Child development: Montessori
Maria Montessori (1870-1952) was the first female doctor in Italy. She specialised in paediatrics and worked with children from disadvantaged backgrounds, setting up a nursery for children where the only toys were simple objects and staff were told to observe rather than intervene. Based on the results of her experiment she developed her own method, now known worldwide as the Montessori method, founded on her observations.
She believed education starts at birth and that children have special periods where they are more able to learn certain skills. It is the role of the adult to identify these periods and offer the child specially adapted activities. She felt that all children were naturally able to learn and curious about the world around them, learning through movement (particularly the hands) and the senses (which led to the development of her sandpaper letters), and show spontaneous self-discipline when in an environment that meets their needs.
She divided the curriculum into several areas – language development through speaking, listening, reading and writing (taught using the phonetic method); numeracy through concrete manipulation of number and mathematical concepts; science and the wider world, leading to exploration of the people, events and traditions of the world and incorporating expressive arts such as music, dance and art; sensory education which helps children observe the world around them and develops the skills of classification, evaluation and sequencing; and practical life skills which teach care of the environment, care of the self and care of others.
How can we apply Montessori’s methods today?
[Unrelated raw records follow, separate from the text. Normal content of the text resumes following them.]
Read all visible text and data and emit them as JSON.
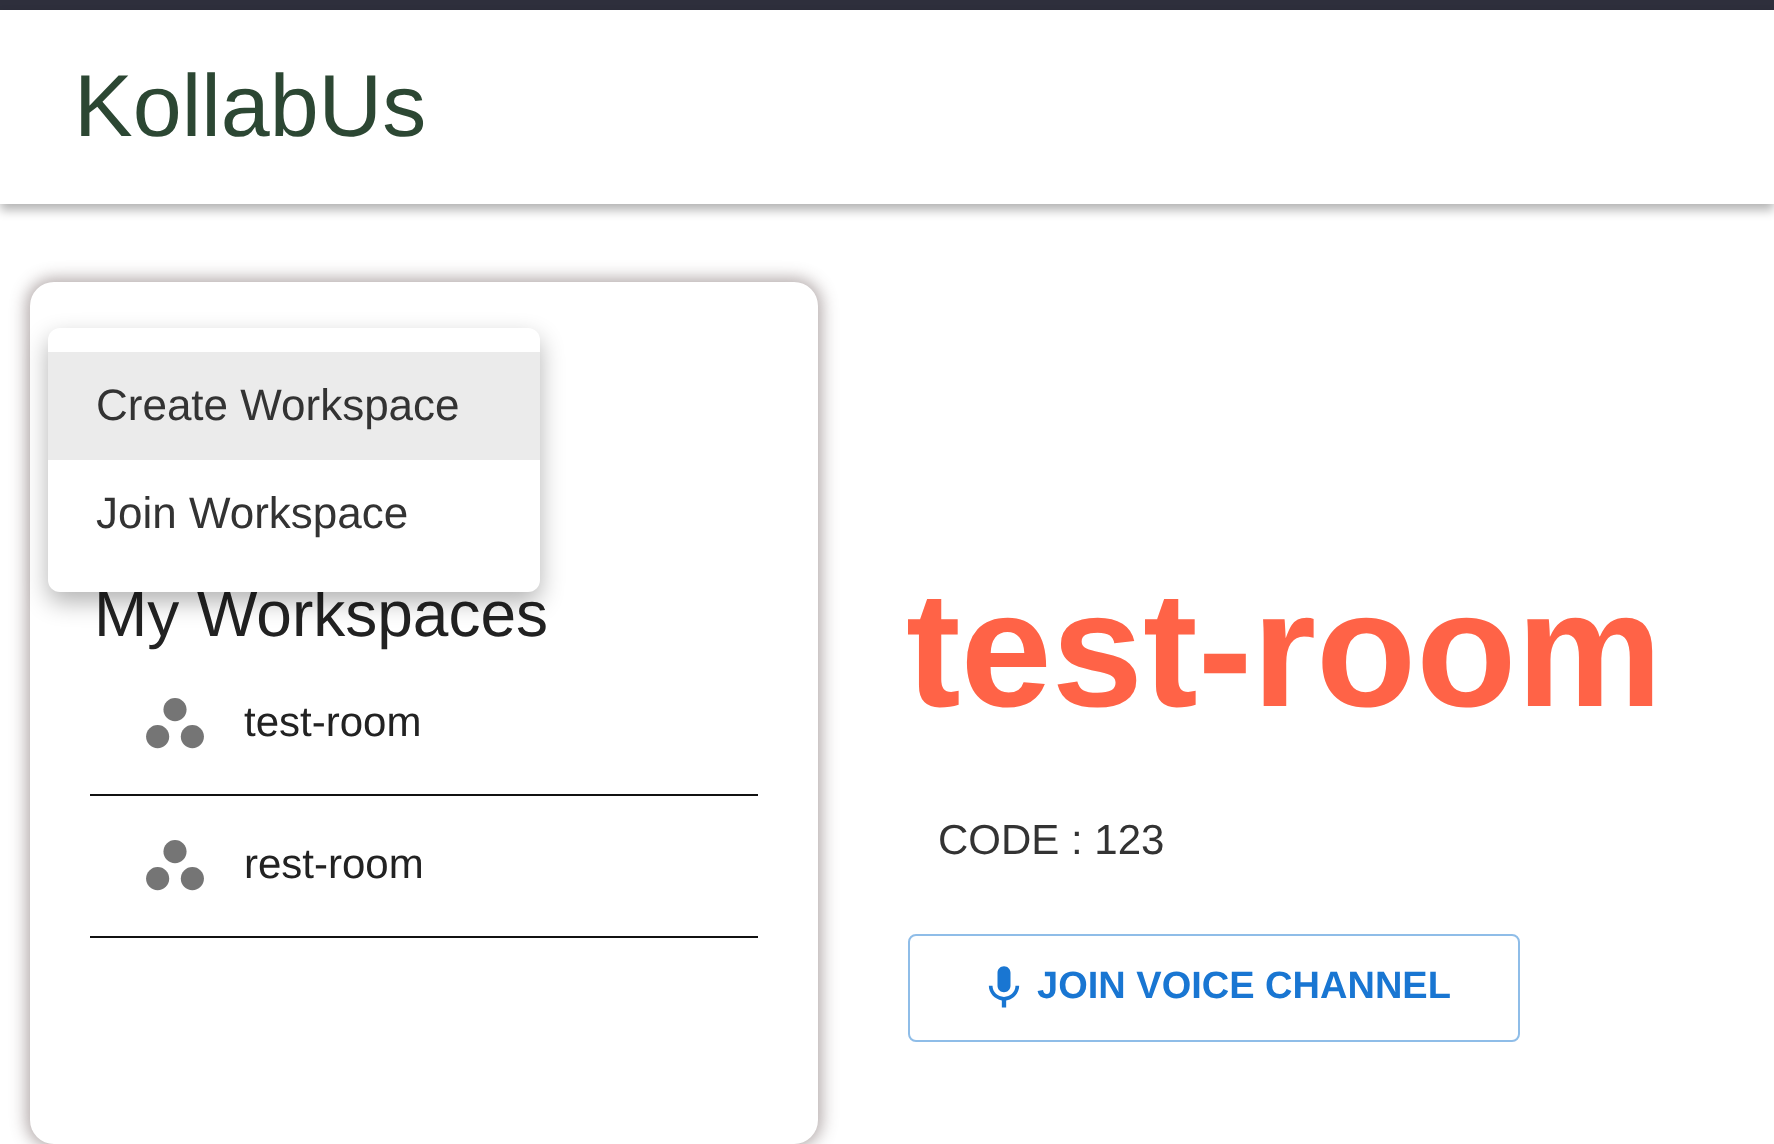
{
  "app_bar": {
    "title": "KollabUs"
  },
  "sidebar": {
    "heading": "My Workspaces",
    "workspaces": [
      {
        "name": "test-room"
      },
      {
        "name": "rest-room"
      }
    ]
  },
  "menu": {
    "items": [
      {
        "label": "Create Workspace",
        "selected": true
      },
      {
        "label": "Join Workspace",
        "selected": false
      }
    ]
  },
  "room": {
    "title": "test-room",
    "code": "CODE : 123",
    "voice_button": "JOIN VOICE CHANNEL"
  }
}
Many preschools all over the world adhere to Montessori principles, and even more early years settings are inspired by some of her ideas. In the home we can focus on making the environment accessible with child sized furniture, drinks within easy reach and toys displayed at their height, allowing children independence and encouraging them to develop skills such as dressing themselves and eating with cutlery from an early age, and allowing children time to focus on their interests, manipulating objects and materials to explore their properties, rather than jumping in to show them how it’s done.